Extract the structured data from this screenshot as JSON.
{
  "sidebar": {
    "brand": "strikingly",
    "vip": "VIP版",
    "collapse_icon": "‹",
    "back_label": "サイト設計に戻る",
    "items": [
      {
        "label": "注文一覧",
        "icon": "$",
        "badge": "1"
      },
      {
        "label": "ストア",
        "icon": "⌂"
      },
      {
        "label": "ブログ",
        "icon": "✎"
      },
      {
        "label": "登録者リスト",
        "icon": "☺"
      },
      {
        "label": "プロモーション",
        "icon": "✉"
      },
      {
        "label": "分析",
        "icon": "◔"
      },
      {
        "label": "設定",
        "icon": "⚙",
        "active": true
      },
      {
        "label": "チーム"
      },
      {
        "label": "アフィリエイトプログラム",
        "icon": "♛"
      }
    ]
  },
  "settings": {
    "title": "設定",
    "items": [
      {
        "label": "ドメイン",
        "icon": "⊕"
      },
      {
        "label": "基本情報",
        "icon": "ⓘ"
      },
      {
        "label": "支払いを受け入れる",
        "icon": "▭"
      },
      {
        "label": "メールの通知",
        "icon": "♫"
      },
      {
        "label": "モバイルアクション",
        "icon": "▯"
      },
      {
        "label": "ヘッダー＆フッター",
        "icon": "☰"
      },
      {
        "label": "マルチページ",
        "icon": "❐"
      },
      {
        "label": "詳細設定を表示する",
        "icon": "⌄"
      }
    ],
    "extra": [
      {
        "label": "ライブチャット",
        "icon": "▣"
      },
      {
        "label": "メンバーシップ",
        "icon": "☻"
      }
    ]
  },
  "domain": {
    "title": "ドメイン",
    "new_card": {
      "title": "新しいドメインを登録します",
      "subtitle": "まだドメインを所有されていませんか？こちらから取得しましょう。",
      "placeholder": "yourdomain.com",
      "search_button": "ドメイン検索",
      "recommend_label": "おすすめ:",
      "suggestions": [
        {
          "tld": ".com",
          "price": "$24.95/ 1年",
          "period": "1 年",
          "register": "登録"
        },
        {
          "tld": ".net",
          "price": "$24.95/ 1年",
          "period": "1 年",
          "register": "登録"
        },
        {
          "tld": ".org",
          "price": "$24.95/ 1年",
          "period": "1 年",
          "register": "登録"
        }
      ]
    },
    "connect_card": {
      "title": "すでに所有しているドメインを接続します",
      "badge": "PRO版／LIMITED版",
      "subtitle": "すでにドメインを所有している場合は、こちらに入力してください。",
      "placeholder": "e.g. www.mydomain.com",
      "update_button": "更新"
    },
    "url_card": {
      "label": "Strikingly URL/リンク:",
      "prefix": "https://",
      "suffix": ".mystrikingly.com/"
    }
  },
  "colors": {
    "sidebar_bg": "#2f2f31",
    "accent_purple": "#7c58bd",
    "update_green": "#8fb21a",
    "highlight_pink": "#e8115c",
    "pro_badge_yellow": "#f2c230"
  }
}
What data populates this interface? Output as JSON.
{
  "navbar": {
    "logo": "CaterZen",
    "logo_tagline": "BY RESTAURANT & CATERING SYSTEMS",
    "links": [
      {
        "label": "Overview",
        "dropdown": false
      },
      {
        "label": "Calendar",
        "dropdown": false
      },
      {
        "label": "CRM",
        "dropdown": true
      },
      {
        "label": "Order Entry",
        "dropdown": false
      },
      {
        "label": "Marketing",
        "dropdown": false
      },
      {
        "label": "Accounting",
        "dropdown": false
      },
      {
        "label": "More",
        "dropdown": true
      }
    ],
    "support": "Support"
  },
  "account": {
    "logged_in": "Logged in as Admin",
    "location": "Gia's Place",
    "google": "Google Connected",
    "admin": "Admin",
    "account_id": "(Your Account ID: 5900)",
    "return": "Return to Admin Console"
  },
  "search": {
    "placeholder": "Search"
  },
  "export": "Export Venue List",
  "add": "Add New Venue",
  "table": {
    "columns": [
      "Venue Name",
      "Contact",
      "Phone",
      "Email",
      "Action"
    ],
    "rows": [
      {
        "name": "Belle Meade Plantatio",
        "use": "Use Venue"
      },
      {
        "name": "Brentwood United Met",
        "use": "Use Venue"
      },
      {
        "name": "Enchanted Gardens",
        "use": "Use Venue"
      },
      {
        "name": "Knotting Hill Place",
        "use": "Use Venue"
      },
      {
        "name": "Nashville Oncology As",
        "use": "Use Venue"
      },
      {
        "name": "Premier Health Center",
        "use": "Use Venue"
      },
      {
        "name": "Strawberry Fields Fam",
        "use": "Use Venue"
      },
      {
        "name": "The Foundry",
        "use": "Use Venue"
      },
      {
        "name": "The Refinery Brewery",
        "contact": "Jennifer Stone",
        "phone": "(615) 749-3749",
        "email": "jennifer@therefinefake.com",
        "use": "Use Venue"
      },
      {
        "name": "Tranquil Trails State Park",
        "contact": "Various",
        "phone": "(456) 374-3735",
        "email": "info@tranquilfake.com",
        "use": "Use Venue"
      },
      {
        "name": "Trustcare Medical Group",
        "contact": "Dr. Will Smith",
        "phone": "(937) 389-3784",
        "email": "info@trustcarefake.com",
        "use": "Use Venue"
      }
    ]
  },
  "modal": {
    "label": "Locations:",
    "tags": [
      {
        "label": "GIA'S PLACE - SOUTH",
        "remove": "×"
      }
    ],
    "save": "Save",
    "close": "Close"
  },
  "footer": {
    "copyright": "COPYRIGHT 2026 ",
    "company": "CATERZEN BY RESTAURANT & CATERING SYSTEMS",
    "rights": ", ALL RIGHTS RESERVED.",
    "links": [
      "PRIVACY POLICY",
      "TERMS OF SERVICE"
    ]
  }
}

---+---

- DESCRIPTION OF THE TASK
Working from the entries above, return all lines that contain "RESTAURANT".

- COMPLETED TASK
    "logo_tagline": "BY RESTAURANT & CATERING SYSTEMS",
    "company": "CATERZEN BY RESTAURANT & CATERING SYSTEMS",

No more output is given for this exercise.